▸ **TASK TO COMPLETE**
Check every line of the entries for "JSON", and copy the lines that hold it.

▸ **DATA SHOWN**
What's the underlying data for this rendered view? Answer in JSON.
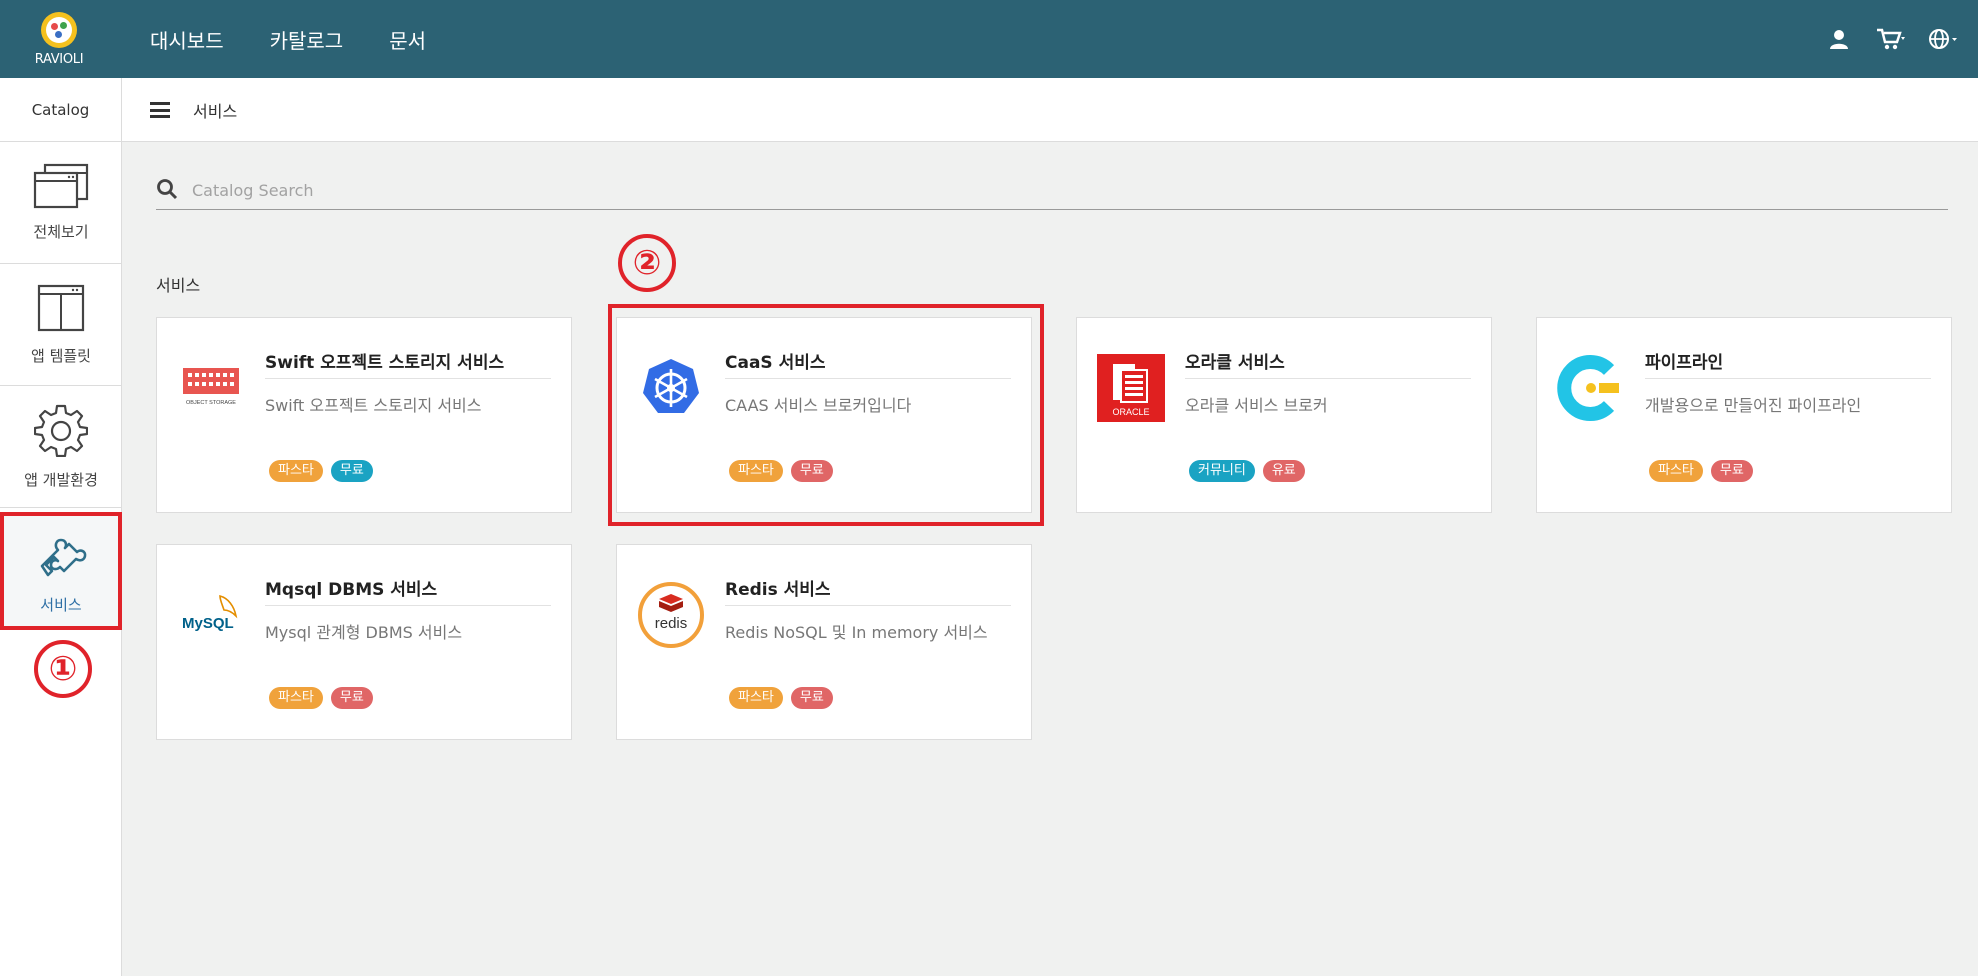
{
  "app": {
    "logo_text": "RAVIOLI"
  },
  "topnav": [
    {
      "label": "대시보드"
    },
    {
      "label": "카탈로그"
    },
    {
      "label": "문서"
    }
  ],
  "header": {
    "left_label": "Catalog",
    "title": "서비스"
  },
  "sidebar": {
    "items": [
      {
        "label": "전체보기",
        "icon": "window-stack-icon"
      },
      {
        "label": "앱 템플릿",
        "icon": "template-layout-icon"
      },
      {
        "label": "앱 개발환경",
        "icon": "gear-icon"
      },
      {
        "label": "서비스",
        "icon": "puzzle-icon",
        "active": true
      }
    ]
  },
  "search": {
    "placeholder": "Catalog Search",
    "value": ""
  },
  "section": {
    "title": "서비스"
  },
  "annotations": {
    "marker_1": "①",
    "marker_2": "②"
  },
  "cards": [
    {
      "title": "Swift 오프젝트 스토리지 서비스",
      "desc": "Swift 오프젝트 스토리지 서비스",
      "icon": "object-storage-icon",
      "icon_text": "OBJECT STORAGE",
      "tags": [
        "파스타",
        "무료"
      ]
    },
    {
      "title": "CaaS 서비스",
      "desc": "CAAS 서비스 브로커입니다",
      "icon": "kubernetes-icon",
      "tags": [
        "파스타",
        "무료"
      ]
    },
    {
      "title": "오라클 서비스",
      "desc": "오라클 서비스 브로커",
      "icon": "oracle-icon",
      "icon_text": "ORACLE",
      "tags": [
        "커뮤니티",
        "유료"
      ]
    },
    {
      "title": "파이프라인",
      "desc": "개발용으로 만들어진 파이프라인",
      "icon": "pipeline-icon",
      "tags": [
        "파스타",
        "무료"
      ]
    },
    {
      "title": "Mqsql DBMS 서비스",
      "desc": "Mysql 관계형 DBMS 서비스",
      "icon": "mysql-icon",
      "icon_text": "MySQL",
      "tags": [
        "파스타",
        "무료"
      ]
    },
    {
      "title": "Redis 서비스",
      "desc": "Redis NoSQL 및 In memory 서비스",
      "icon": "redis-icon",
      "icon_text": "redis",
      "tags": [
        "파스타",
        "무료"
      ]
    }
  ],
  "colors": {
    "topbar": "#2c6274",
    "tag_orange": "#f0a23b",
    "tag_red": "#e06666",
    "tag_teal": "#1aa3c3",
    "annotation_red": "#e0232a"
  }
}
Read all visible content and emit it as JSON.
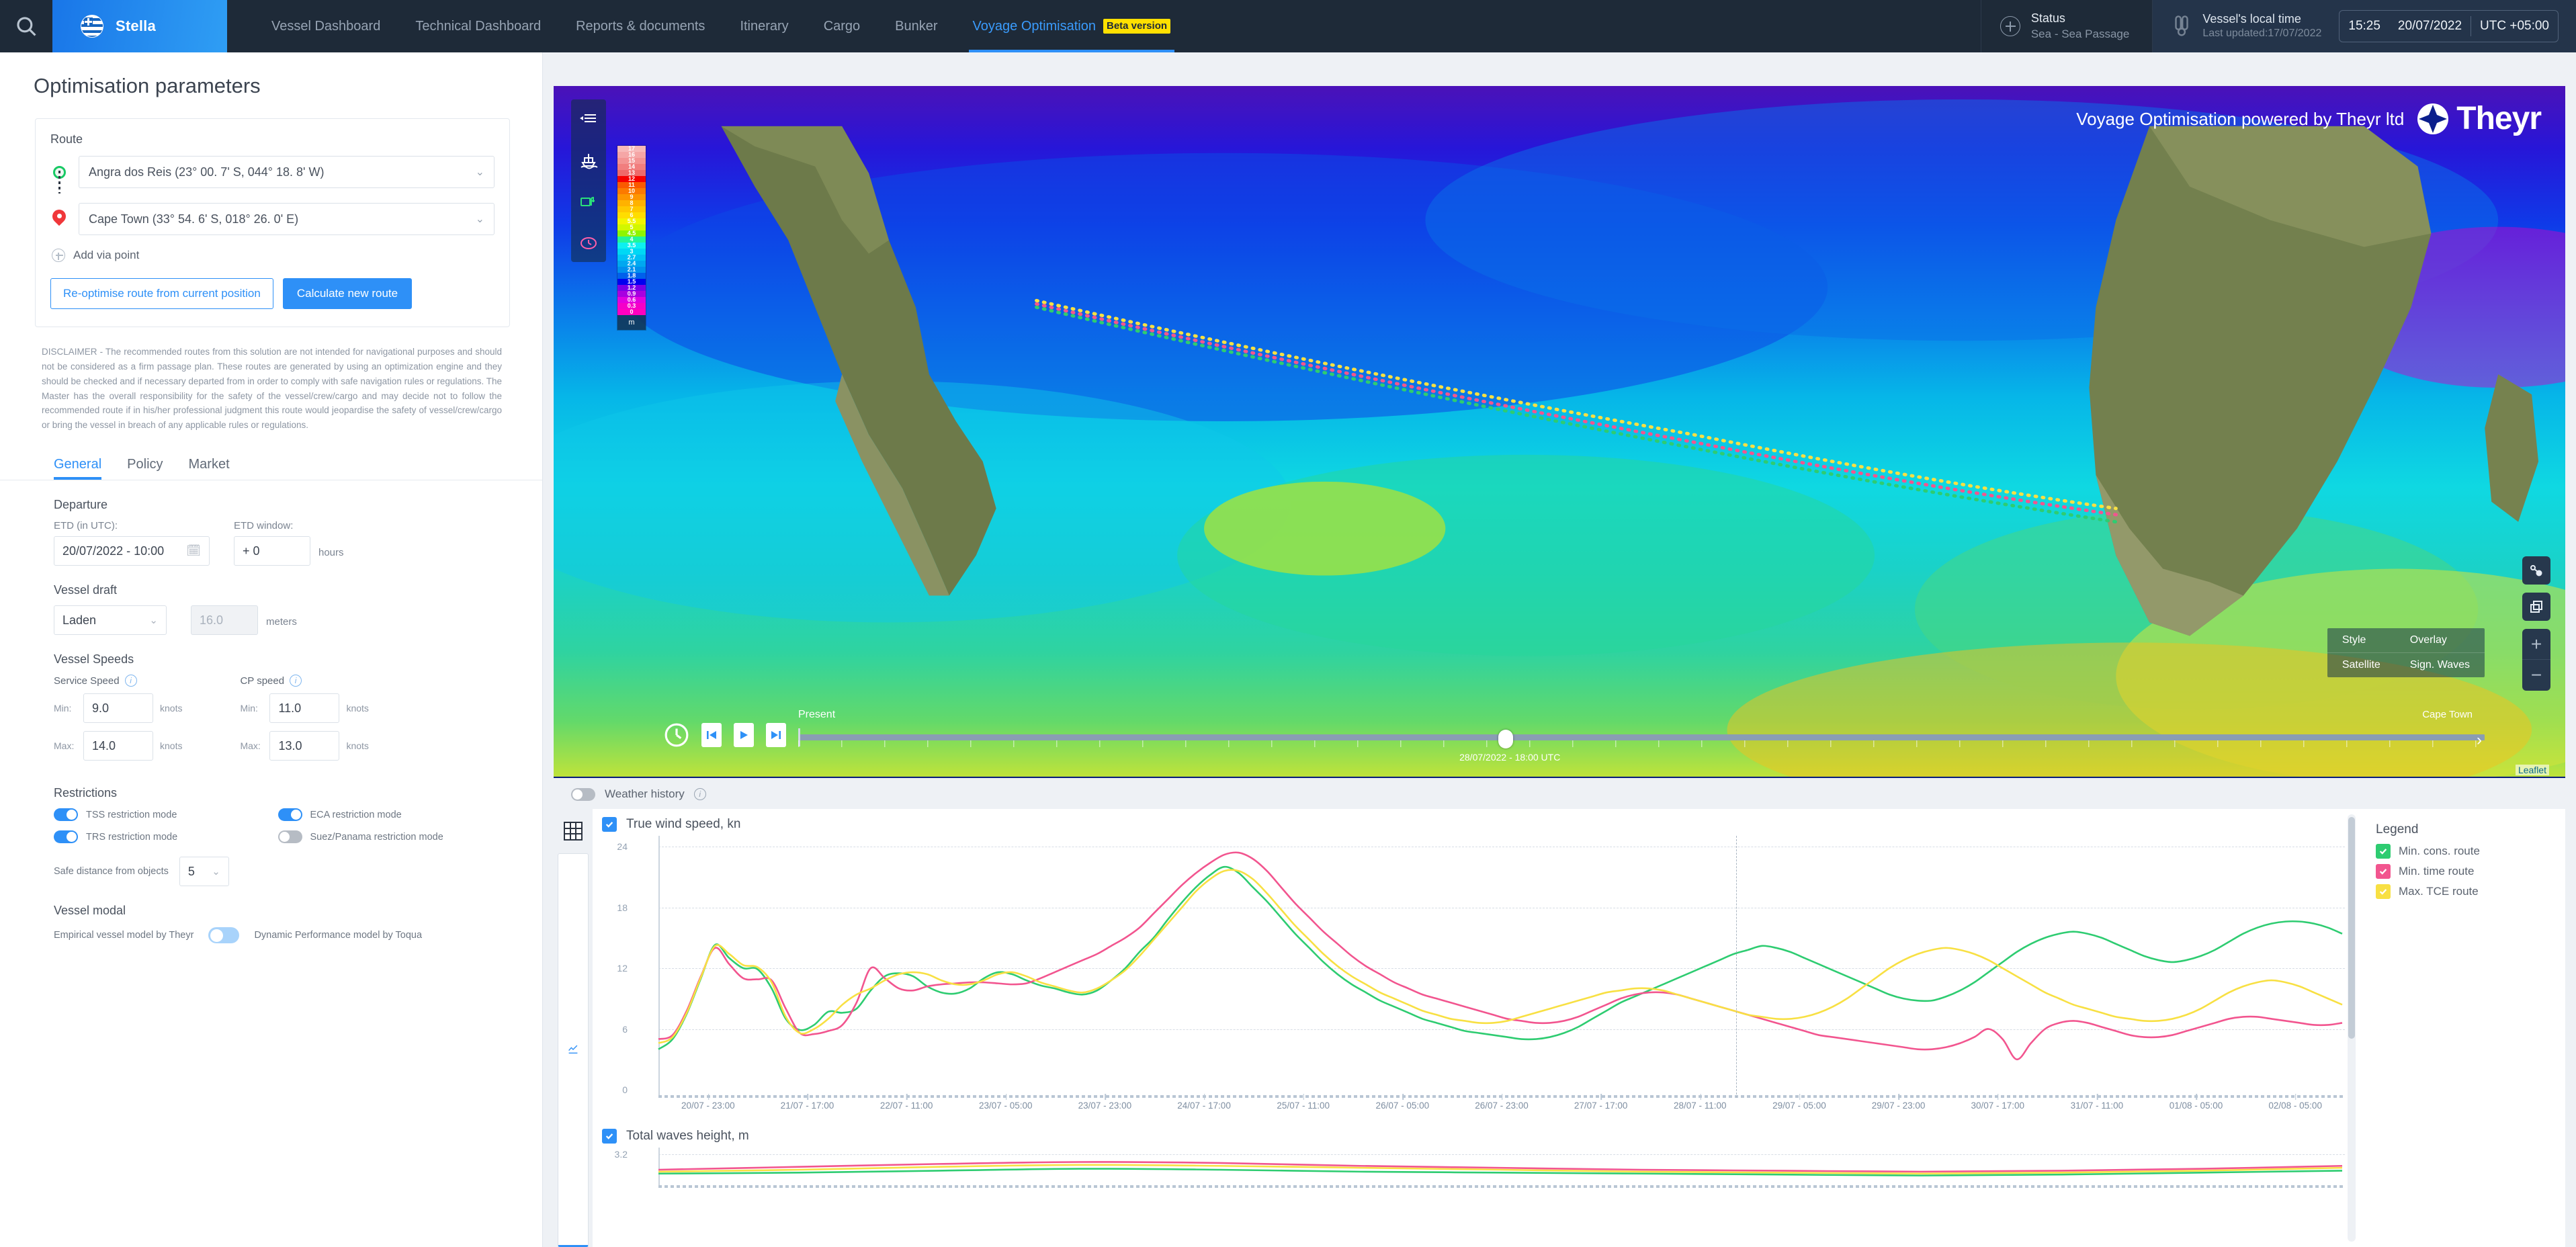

▸ **TASK RESPONSE**
What's the underlying data for this rendered view? Answer in JSON.
Read all visible content and emit it as JSON.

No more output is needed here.